- Work required
Search the entries for the word "this". Copy every line where it turns up.
Given information: Begin
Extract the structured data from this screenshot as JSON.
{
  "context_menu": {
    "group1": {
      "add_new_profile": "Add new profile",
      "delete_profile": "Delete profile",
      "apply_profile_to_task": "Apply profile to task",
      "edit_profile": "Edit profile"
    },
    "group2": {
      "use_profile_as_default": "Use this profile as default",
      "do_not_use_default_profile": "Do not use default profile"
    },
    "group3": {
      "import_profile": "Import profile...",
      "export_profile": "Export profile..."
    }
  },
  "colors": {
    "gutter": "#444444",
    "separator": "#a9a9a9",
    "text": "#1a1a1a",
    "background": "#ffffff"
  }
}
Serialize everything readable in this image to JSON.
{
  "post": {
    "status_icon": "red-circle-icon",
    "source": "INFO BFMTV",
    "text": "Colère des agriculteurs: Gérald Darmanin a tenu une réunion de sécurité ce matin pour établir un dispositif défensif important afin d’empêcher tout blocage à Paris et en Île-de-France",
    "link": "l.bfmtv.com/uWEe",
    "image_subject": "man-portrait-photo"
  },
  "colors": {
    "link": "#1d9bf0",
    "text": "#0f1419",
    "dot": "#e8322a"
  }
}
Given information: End
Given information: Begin
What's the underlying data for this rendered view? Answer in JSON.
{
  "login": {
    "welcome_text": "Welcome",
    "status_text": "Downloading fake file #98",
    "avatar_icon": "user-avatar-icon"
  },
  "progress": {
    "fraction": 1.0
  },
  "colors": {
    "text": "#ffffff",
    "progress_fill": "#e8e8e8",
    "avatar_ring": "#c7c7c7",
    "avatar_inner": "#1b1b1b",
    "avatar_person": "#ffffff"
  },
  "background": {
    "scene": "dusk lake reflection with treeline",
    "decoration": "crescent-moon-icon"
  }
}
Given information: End
- Solution to the exercise
Extract the structured data from this screenshot as JSON.
      "use_profile_as_default": "Use this profile as default",
Serialize everything readable in this image to JSON.
What's the underlying data for this rendered view? Answer in JSON.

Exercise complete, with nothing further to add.